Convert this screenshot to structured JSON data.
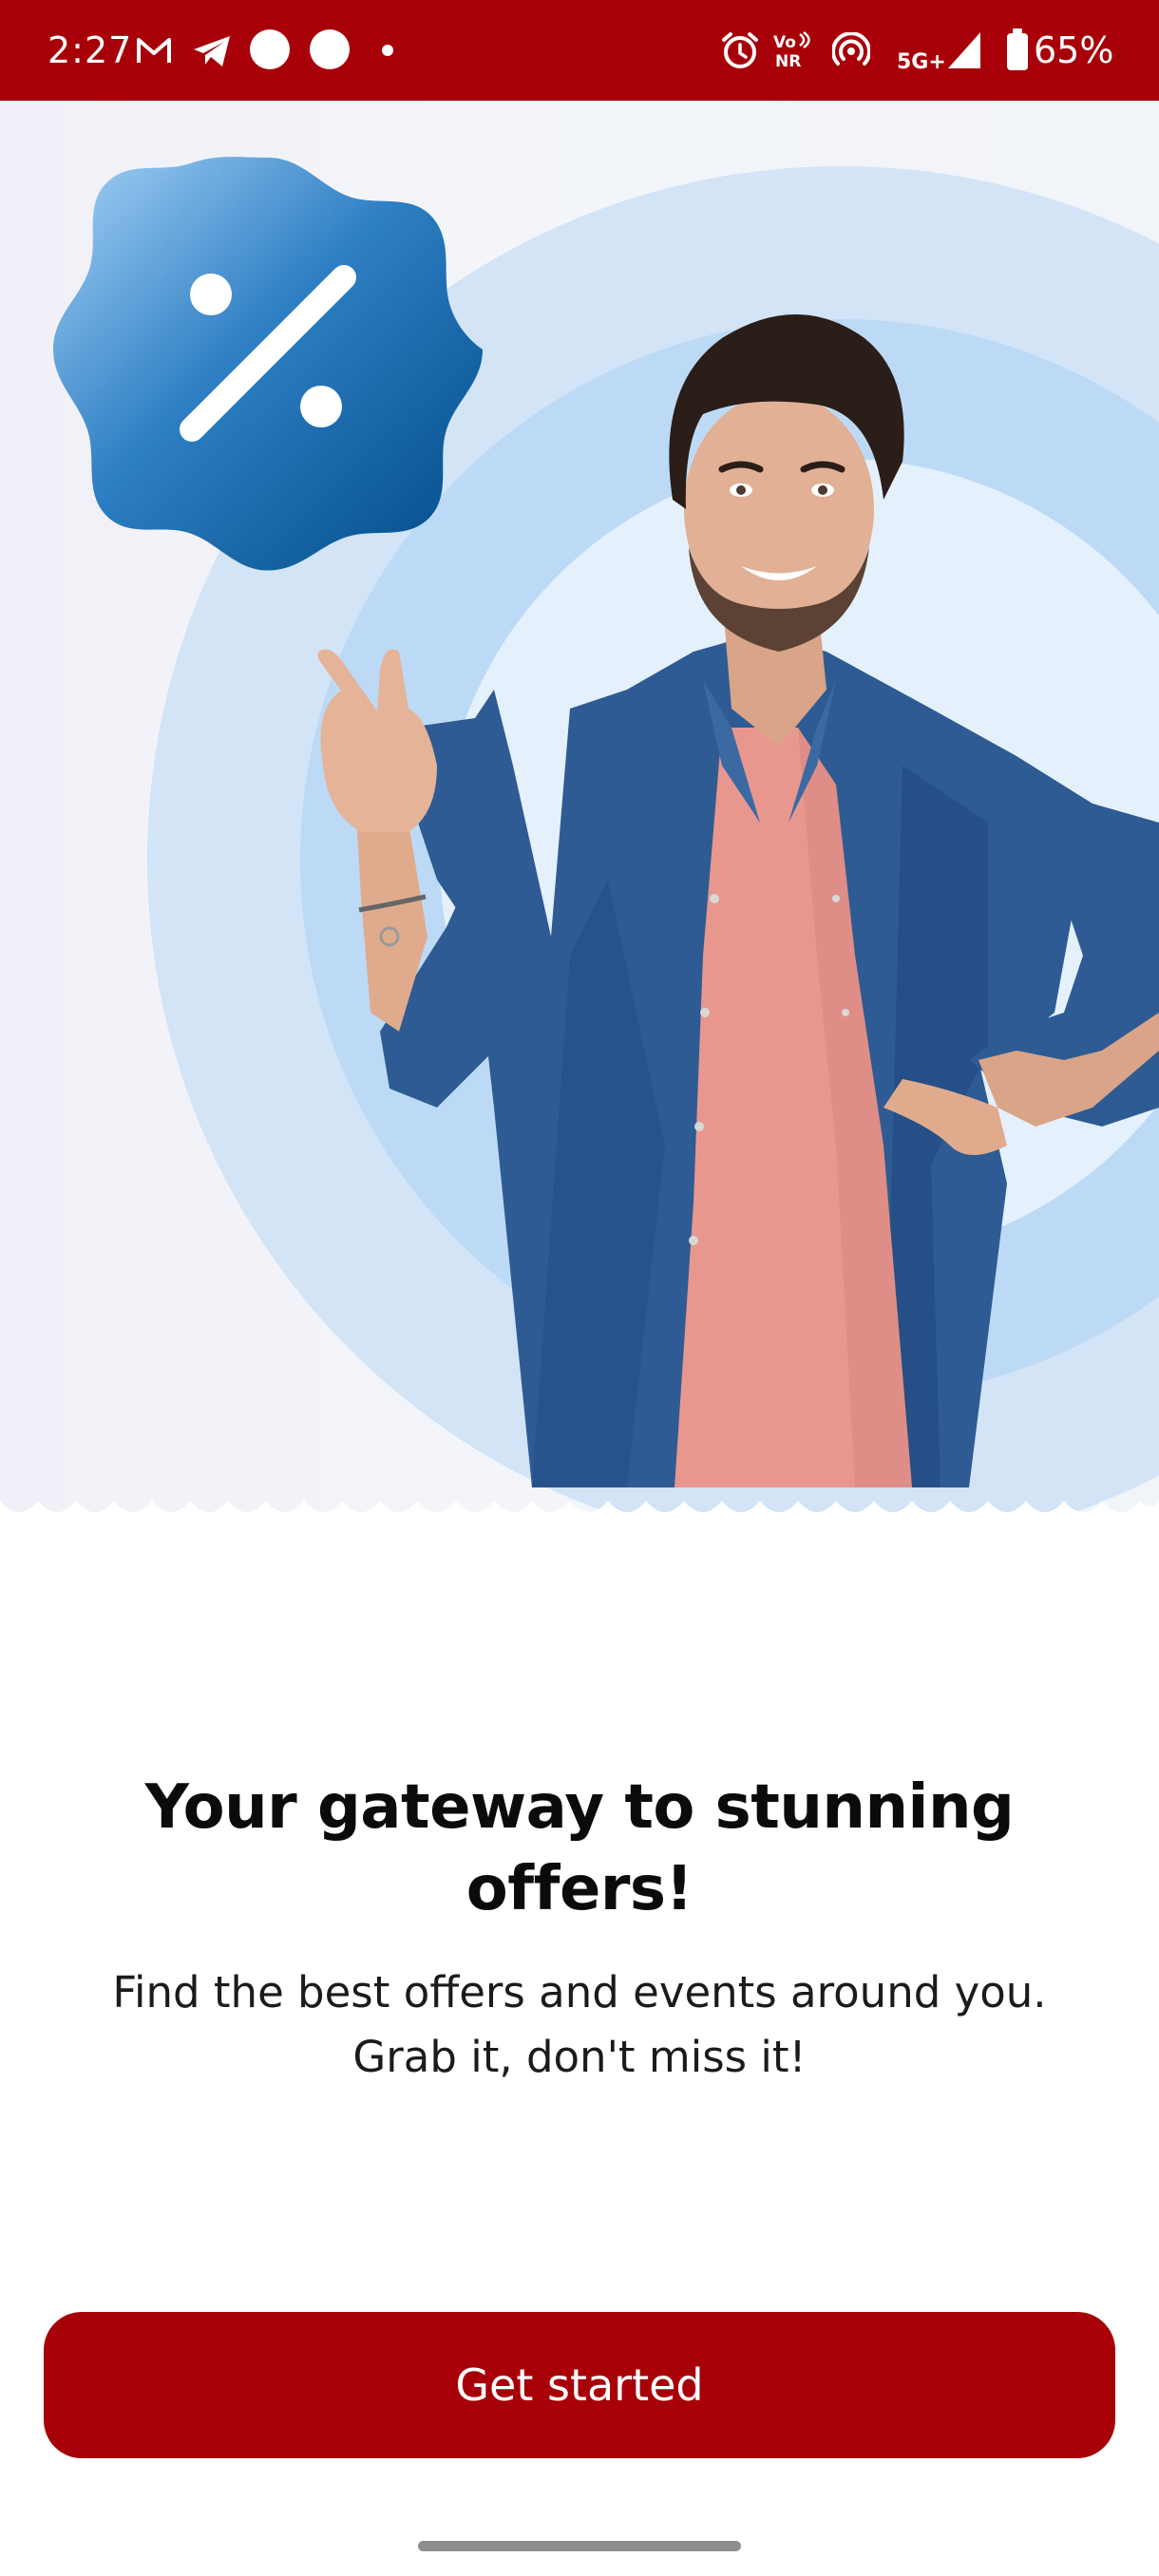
{
  "status_bar": {
    "time": "2:27",
    "battery_percent": "65%",
    "network_label": "5G+",
    "volte_label_top": "Vo",
    "volte_label_bottom": "NR",
    "background_color": "#a80008",
    "icons": [
      "gmail-icon",
      "telegram-icon",
      "notification-dot-icon",
      "notification-dot-icon",
      "more-dot-icon",
      "alarm-icon",
      "volte-icon",
      "hotspot-icon",
      "signal-icon",
      "battery-icon"
    ]
  },
  "hero": {
    "badge_icon": "percent-badge-icon",
    "badge_colors": [
      "#a7d3f7",
      "#005a9e"
    ],
    "illustration": "smiling-man-pointing"
  },
  "content": {
    "headline": "Your gateway to stunning offers!",
    "subtitle_line1": "Find the best offers and events around you.",
    "subtitle_line2": "Grab it, don't miss it!"
  },
  "cta": {
    "label": "Get started",
    "color": "#a80008"
  }
}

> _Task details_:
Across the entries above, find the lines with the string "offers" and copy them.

> _Exercise result_:
    "headline": "Your gateway to stunning offers!",
    "subtitle_line1": "Find the best offers and events around you.",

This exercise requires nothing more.